Items from an interface collection
::::::::::

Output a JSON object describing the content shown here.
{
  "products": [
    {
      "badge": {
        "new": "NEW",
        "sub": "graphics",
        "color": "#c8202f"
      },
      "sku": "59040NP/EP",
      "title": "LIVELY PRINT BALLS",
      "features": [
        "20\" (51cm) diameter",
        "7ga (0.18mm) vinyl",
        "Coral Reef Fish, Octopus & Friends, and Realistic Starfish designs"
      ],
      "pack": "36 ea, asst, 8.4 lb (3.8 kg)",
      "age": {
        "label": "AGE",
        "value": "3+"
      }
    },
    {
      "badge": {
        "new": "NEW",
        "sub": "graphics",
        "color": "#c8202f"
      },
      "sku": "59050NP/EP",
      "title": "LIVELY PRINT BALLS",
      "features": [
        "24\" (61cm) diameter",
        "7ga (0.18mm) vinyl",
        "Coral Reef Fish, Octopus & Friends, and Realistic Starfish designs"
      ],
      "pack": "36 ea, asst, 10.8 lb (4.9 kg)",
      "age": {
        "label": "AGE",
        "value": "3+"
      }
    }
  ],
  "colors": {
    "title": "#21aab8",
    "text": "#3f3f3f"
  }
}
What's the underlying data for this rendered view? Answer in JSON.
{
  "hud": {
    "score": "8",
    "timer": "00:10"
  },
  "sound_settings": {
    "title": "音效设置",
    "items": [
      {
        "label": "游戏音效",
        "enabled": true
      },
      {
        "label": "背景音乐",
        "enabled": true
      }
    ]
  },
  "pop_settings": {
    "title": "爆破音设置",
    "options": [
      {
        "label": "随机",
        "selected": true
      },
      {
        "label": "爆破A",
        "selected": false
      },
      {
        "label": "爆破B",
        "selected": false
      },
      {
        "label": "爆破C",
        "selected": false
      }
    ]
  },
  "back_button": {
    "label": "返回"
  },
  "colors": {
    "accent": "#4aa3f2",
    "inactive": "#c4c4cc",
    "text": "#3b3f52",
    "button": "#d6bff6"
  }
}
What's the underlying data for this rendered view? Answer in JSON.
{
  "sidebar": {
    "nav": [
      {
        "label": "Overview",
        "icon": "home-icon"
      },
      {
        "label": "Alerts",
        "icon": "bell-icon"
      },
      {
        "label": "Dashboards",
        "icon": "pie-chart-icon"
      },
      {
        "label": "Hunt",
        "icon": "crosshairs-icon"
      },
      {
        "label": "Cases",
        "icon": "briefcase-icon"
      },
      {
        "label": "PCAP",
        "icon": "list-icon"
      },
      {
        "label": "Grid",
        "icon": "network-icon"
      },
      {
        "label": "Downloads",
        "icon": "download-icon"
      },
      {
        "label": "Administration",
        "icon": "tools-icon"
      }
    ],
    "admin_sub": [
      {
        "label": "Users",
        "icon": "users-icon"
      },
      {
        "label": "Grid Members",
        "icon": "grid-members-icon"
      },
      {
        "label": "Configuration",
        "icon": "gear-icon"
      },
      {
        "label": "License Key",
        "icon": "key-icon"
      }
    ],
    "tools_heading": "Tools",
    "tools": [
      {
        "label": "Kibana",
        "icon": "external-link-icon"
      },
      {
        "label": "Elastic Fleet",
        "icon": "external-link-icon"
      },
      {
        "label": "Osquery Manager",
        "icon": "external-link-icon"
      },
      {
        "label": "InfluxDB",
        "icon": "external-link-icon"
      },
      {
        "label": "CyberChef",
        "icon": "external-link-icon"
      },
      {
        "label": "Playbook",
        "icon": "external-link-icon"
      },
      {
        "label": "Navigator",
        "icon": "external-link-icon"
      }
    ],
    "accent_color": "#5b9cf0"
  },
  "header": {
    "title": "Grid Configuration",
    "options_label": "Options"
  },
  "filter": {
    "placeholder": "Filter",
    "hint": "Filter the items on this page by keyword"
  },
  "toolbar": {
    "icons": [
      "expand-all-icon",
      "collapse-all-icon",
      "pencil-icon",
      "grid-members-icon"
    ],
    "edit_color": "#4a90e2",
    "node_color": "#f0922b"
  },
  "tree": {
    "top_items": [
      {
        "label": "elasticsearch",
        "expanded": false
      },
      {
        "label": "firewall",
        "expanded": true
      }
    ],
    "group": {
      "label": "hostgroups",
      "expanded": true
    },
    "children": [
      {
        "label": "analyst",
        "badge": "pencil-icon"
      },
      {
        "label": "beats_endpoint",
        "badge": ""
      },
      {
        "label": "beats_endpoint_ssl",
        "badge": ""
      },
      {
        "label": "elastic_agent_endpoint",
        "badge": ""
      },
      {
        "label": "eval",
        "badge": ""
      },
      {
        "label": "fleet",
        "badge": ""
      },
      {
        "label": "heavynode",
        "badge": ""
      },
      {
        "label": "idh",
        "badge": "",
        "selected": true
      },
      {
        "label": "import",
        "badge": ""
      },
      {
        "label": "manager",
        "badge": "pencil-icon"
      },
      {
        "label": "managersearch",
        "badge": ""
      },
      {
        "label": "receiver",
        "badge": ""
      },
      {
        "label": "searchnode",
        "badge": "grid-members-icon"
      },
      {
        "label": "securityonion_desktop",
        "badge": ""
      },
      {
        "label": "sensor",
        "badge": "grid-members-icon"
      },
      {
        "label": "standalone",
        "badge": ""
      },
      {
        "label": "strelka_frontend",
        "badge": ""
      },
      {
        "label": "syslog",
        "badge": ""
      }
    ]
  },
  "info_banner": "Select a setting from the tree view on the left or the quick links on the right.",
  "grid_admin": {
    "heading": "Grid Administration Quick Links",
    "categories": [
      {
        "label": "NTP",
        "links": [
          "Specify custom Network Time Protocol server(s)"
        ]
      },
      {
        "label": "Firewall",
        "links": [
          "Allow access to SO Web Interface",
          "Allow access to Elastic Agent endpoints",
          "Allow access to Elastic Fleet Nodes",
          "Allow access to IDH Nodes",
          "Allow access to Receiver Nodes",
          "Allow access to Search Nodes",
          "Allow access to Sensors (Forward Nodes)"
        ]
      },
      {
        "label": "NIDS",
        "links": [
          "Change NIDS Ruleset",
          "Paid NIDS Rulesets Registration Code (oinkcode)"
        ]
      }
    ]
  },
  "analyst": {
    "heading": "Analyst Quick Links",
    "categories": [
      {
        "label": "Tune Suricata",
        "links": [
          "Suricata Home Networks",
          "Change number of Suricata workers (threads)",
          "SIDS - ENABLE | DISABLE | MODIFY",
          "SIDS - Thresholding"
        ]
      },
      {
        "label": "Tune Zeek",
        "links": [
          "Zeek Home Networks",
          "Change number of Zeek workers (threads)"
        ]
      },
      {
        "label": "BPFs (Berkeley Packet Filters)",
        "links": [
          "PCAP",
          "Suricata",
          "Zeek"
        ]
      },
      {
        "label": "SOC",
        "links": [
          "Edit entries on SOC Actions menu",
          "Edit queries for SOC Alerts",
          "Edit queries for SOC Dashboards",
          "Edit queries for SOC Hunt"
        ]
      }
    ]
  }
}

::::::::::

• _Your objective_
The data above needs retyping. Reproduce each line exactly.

• _Reply to the exercise_
Output a JSON object describing the content shown here.
{
  "products": [
    {
      "badge": {
        "new": "NEW",
        "sub": "graphics",
        "color": "#c8202f"
      },
      "sku": "59040NP/EP",
      "title": "LIVELY PRINT BALLS",
      "features": [
        "20\" (51cm) diameter",
        "7ga (0.18mm) vinyl",
        "Coral Reef Fish, Octopus & Friends, and Realistic Starfish designs"
      ],
      "pack": "36 ea, asst, 8.4 lb (3.8 kg)",
      "age": {
        "label": "AGE",
        "value": "3+"
      }
    },
    {
      "badge": {
        "new": "NEW",
        "sub": "graphics",
        "color": "#c8202f"
      },
      "sku": "59050NP/EP",
      "title": "LIVELY PRINT BALLS",
      "features": [
        "24\" (61cm) diameter",
        "7ga (0.18mm) vinyl",
        "Coral Reef Fish, Octopus & Friends, and Realistic Starfish designs"
      ],
      "pack": "36 ea, asst, 10.8 lb (4.9 kg)",
      "age": {
        "label": "AGE",
        "value": "3+"
      }
    }
  ],
  "colors": {
    "title": "#21aab8",
    "text": "#3f3f3f"
  }
}
What's the underlying data for this rendered view? Answer in JSON.
{
  "hud": {
    "score": "8",
    "timer": "00:10"
  },
  "sound_settings": {
    "title": "音效设置",
    "items": [
      {
        "label": "游戏音效",
        "enabled": true
      },
      {
        "label": "背景音乐",
        "enabled": true
      }
    ]
  },
  "pop_settings": {
    "title": "爆破音设置",
    "options": [
      {
        "label": "随机",
        "selected": true
      },
      {
        "label": "爆破A",
        "selected": false
      },
      {
        "label": "爆破B",
        "selected": false
      },
      {
        "label": "爆破C",
        "selected": false
      }
    ]
  },
  "back_button": {
    "label": "返回"
  },
  "colors": {
    "accent": "#4aa3f2",
    "inactive": "#c4c4cc",
    "text": "#3b3f52",
    "button": "#d6bff6"
  }
}
What's the underlying data for this rendered view? Answer in JSON.
{
  "sidebar": {
    "nav": [
      {
        "label": "Overview",
        "icon": "home-icon"
      },
      {
        "label": "Alerts",
        "icon": "bell-icon"
      },
      {
        "label": "Dashboards",
        "icon": "pie-chart-icon"
      },
      {
        "label": "Hunt",
        "icon": "crosshairs-icon"
      },
      {
        "label": "Cases",
        "icon": "briefcase-icon"
      },
      {
        "label": "PCAP",
        "icon": "list-icon"
      },
      {
        "label": "Grid",
        "icon": "network-icon"
      },
      {
        "label": "Downloads",
        "icon": "download-icon"
      },
      {
        "label": "Administration",
        "icon": "tools-icon"
      }
    ],
    "admin_sub": [
      {
        "label": "Users",
        "icon": "users-icon"
      },
      {
        "label": "Grid Members",
        "icon": "grid-members-icon"
      },
      {
        "label": "Configuration",
        "icon": "gear-icon"
      },
      {
        "label": "License Key",
        "icon": "key-icon"
      }
    ],
    "tools_heading": "Tools",
    "tools": [
      {
        "label": "Kibana",
        "icon": "external-link-icon"
      },
      {
        "label": "Elastic Fleet",
        "icon": "external-link-icon"
      },
      {
        "label": "Osquery Manager",
        "icon": "external-link-icon"
      },
      {
        "label": "InfluxDB",
        "icon": "external-link-icon"
      },
      {
        "label": "CyberChef",
        "icon": "external-link-icon"
      },
      {
        "label": "Playbook",
        "icon": "external-link-icon"
      },
      {
        "label": "Navigator",
        "icon": "external-link-icon"
      }
    ],
    "accent_color": "#5b9cf0"
  },
  "header": {
    "title": "Grid Configuration",
    "options_label": "Options"
  },
  "filter": {
    "placeholder": "Filter",
    "hint": "Filter the items on this page by keyword"
  },
  "toolbar": {
    "icons": [
      "expand-all-icon",
      "collapse-all-icon",
      "pencil-icon",
      "grid-members-icon"
    ],
    "edit_color": "#4a90e2",
    "node_color": "#f0922b"
  },
  "tree": {
    "top_items": [
      {
        "label": "elasticsearch",
        "expanded": false
      },
      {
        "label": "firewall",
        "expanded": true
      }
    ],
    "group": {
      "label": "hostgroups",
      "expanded": true
    },
    "children": [
      {
        "label": "analyst",
        "badge": "pencil-icon"
      },
      {
        "label": "beats_endpoint",
        "badge": ""
      },
      {
        "label": "beats_endpoint_ssl",
        "badge": ""
      },
      {
        "label": "elastic_agent_endpoint",
        "badge": ""
      },
      {
        "label": "eval",
        "badge": ""
      },
      {
        "label": "fleet",
        "badge": ""
      },
      {
        "label": "heavynode",
        "badge": ""
      },
      {
        "label": "idh",
        "badge": "",
        "selected": true
      },
      {
        "label": "import",
        "badge": ""
      },
      {
        "label": "manager",
        "badge": "pencil-icon"
      },
      {
        "label": "managersearch",
        "badge": ""
      },
      {
        "label": "receiver",
        "badge": ""
      },
      {
        "label": "searchnode",
        "badge": "grid-members-icon"
      },
      {
        "label": "securityonion_desktop",
        "badge": ""
      },
      {
        "label": "sensor",
        "badge": "grid-members-icon"
      },
      {
        "label": "standalone",
        "badge": ""
      },
      {
        "label": "strelka_frontend",
        "badge": ""
      },
      {
        "label": "syslog",
        "badge": ""
      }
    ]
  },
  "info_banner": "Select a setting from the tree view on the left or the quick links on the right.",
  "grid_admin": {
    "heading": "Grid Administration Quick Links",
    "categories": [
      {
        "label": "NTP",
        "links": [
          "Specify custom Network Time Protocol server(s)"
        ]
      },
      {
        "label": "Firewall",
        "links": [
          "Allow access to SO Web Interface",
          "Allow access to Elastic Agent endpoints",
          "Allow access to Elastic Fleet Nodes",
          "Allow access to IDH Nodes",
          "Allow access to Receiver Nodes",
          "Allow access to Search Nodes",
          "Allow access to Sensors (Forward Nodes)"
        ]
      },
      {
        "label": "NIDS",
        "links": [
          "Change NIDS Ruleset",
          "Paid NIDS Rulesets Registration Code (oinkcode)"
        ]
      }
    ]
  },
  "analyst": {
    "heading": "Analyst Quick Links",
    "categories": [
      {
        "label": "Tune Suricata",
        "links": [
          "Suricata Home Networks",
          "Change number of Suricata workers (threads)",
          "SIDS - ENABLE | DISABLE | MODIFY",
          "SIDS - Thresholding"
        ]
      },
      {
        "label": "Tune Zeek",
        "links": [
          "Zeek Home Networks",
          "Change number of Zeek workers (threads)"
        ]
      },
      {
        "label": "BPFs (Berkeley Packet Filters)",
        "links": [
          "PCAP",
          "Suricata",
          "Zeek"
        ]
      },
      {
        "label": "SOC",
        "links": [
          "Edit entries on SOC Actions menu",
          "Edit queries for SOC Alerts",
          "Edit queries for SOC Dashboards",
          "Edit queries for SOC Hunt"
        ]
      }
    ]
  }
}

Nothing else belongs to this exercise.